++++ Supplied records ++++
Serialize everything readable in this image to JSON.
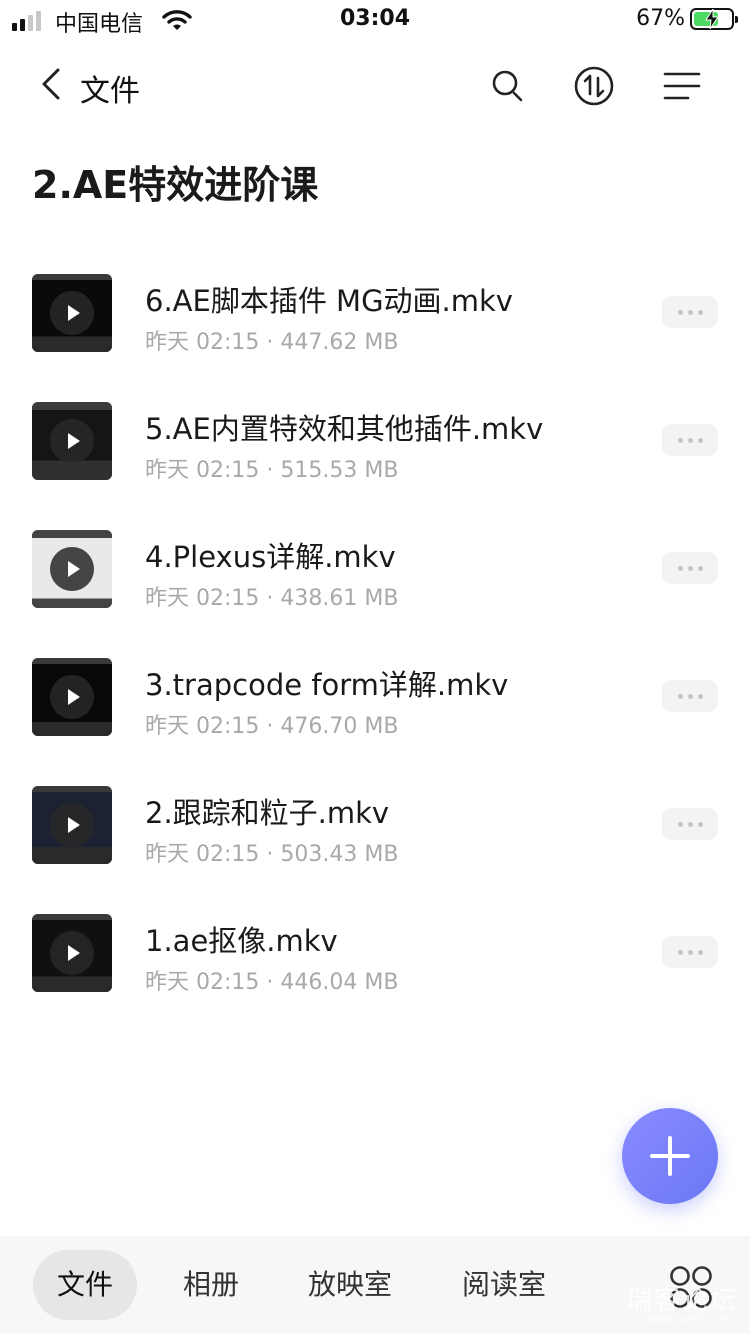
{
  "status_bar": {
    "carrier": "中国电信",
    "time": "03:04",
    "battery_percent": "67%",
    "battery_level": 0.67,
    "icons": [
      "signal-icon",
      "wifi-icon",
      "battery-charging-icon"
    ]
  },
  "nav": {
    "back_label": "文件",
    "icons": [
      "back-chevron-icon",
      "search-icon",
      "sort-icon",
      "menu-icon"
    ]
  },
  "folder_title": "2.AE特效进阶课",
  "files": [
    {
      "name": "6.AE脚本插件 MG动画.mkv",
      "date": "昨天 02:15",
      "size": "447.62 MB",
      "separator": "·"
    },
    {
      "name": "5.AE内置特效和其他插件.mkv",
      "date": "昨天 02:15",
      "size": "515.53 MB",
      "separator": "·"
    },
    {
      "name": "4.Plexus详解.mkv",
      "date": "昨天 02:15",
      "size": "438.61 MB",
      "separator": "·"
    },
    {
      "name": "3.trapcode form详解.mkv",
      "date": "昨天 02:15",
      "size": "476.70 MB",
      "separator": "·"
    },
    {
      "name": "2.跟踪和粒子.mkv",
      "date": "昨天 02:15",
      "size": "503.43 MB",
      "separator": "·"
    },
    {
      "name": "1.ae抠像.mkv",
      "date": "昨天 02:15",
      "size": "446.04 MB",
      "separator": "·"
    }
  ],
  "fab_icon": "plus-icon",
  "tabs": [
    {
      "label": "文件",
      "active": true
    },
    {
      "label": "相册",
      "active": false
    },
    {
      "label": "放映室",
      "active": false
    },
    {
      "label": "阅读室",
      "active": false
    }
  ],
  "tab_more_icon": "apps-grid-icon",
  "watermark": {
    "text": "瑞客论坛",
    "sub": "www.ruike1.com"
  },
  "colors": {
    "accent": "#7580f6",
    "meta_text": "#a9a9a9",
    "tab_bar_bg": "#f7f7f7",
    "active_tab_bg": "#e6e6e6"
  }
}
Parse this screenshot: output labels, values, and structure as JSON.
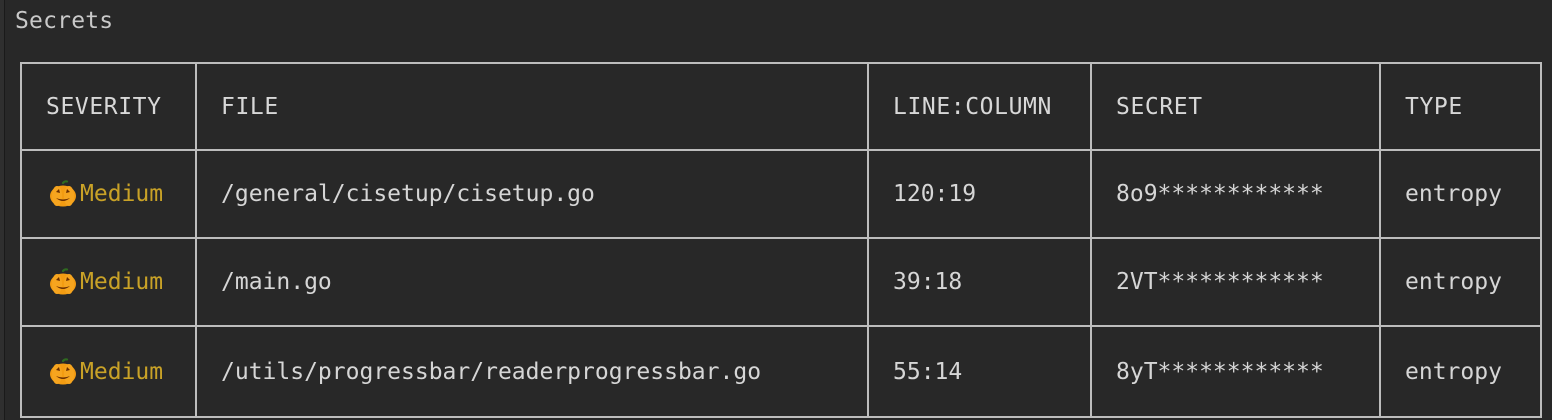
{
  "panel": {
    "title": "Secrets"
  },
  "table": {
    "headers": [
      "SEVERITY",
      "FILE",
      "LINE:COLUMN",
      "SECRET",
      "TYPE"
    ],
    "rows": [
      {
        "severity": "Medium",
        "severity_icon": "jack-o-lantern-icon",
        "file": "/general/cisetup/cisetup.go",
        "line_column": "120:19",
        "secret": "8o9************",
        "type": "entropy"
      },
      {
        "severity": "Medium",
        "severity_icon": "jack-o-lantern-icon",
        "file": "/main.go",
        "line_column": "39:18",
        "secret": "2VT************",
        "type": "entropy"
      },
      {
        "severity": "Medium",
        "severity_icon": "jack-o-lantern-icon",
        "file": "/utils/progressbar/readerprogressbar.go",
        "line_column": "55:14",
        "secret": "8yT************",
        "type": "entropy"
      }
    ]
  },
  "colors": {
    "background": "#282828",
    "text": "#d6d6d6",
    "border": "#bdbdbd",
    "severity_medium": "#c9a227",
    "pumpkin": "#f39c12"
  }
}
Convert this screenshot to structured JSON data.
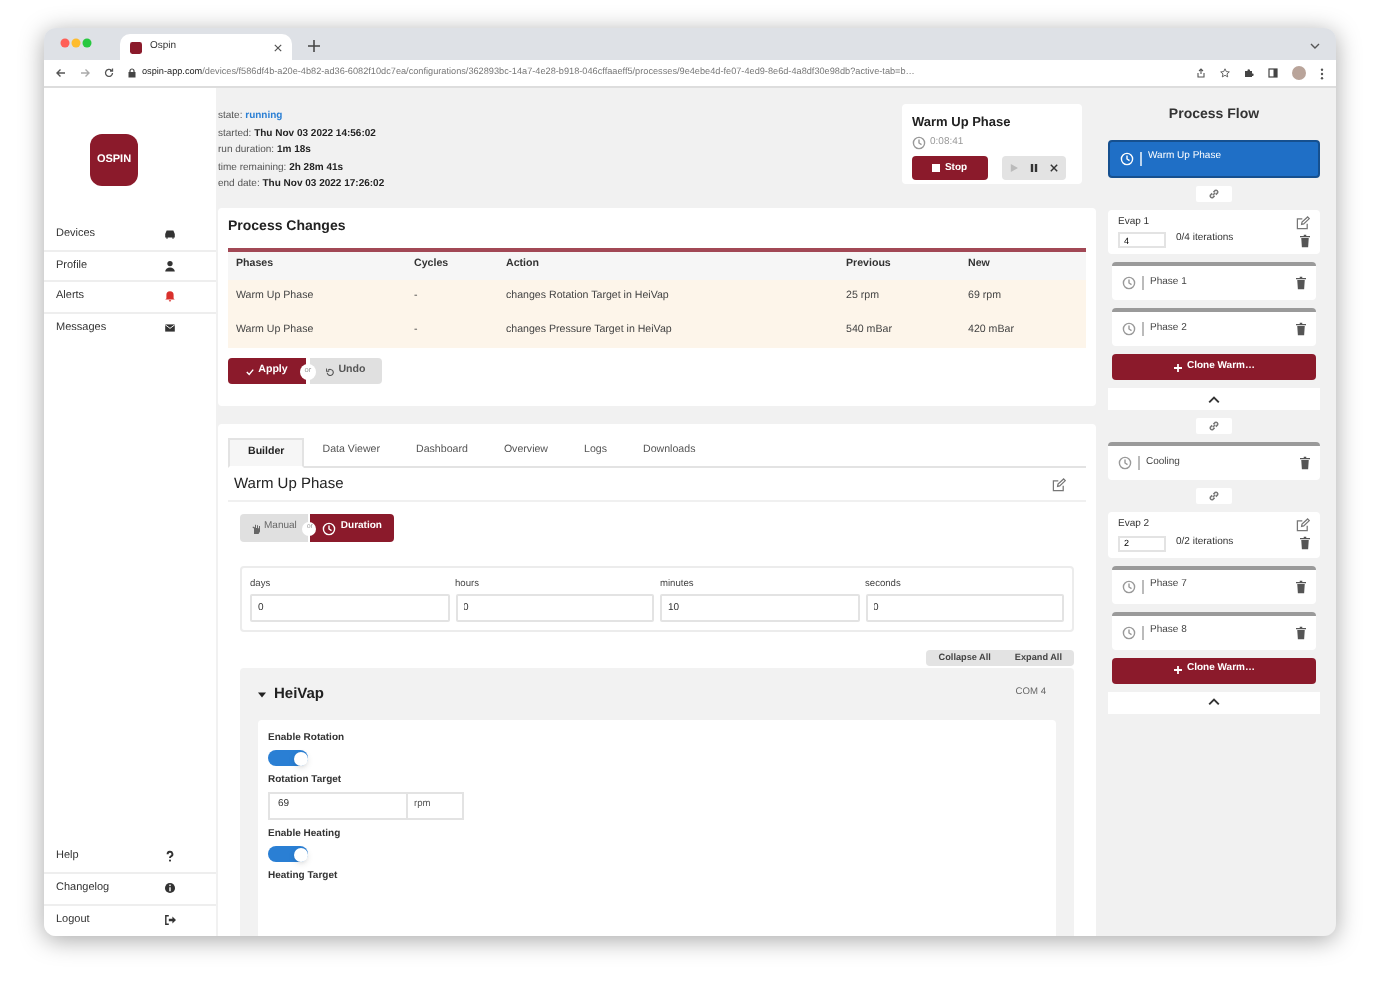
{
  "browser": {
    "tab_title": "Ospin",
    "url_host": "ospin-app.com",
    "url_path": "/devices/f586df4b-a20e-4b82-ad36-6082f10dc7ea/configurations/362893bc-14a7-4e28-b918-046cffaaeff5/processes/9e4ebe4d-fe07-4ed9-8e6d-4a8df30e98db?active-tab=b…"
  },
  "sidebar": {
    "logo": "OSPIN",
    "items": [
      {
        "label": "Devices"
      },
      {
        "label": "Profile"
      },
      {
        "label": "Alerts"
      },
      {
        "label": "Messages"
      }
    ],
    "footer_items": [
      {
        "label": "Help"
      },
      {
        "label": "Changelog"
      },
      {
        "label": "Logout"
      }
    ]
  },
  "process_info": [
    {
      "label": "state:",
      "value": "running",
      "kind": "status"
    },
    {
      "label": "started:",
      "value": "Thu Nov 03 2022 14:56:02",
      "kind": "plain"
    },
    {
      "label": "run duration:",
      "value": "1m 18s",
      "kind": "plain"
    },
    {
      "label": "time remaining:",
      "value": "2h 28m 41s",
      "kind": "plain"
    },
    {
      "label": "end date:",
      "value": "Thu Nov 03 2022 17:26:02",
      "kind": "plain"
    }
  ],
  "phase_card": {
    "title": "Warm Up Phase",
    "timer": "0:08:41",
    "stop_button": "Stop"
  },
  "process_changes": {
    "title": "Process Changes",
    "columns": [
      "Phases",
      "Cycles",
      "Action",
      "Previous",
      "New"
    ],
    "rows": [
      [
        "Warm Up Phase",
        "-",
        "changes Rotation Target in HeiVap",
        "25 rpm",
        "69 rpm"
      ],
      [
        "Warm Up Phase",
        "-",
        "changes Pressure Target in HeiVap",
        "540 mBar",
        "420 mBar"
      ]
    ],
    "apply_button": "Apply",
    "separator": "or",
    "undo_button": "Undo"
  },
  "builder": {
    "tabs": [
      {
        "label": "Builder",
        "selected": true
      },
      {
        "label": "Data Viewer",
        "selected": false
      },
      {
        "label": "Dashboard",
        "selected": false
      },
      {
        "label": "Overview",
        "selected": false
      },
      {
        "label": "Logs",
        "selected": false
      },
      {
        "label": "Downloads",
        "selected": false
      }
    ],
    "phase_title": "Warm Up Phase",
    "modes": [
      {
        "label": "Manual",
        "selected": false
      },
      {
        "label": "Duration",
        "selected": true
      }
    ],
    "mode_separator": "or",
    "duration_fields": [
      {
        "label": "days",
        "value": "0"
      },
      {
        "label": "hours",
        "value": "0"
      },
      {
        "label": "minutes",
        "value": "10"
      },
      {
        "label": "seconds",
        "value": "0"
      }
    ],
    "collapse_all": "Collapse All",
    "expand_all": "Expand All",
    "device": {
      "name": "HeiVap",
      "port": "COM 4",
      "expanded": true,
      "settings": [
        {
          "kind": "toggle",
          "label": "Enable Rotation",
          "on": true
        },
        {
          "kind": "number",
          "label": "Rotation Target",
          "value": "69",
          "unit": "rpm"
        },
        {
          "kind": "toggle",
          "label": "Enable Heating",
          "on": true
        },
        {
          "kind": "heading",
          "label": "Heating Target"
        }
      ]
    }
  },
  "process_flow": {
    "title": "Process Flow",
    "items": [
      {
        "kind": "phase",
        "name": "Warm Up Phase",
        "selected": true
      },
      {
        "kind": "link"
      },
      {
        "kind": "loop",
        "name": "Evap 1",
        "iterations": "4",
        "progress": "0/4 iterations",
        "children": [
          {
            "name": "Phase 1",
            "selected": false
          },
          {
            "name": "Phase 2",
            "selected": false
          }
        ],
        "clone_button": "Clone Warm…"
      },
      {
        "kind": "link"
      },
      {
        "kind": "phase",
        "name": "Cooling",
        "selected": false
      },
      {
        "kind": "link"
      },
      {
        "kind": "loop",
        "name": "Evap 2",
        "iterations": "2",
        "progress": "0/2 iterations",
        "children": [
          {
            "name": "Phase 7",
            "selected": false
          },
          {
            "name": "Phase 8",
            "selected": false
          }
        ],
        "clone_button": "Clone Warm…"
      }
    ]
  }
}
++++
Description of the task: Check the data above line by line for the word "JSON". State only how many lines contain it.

Result of the exercise: 3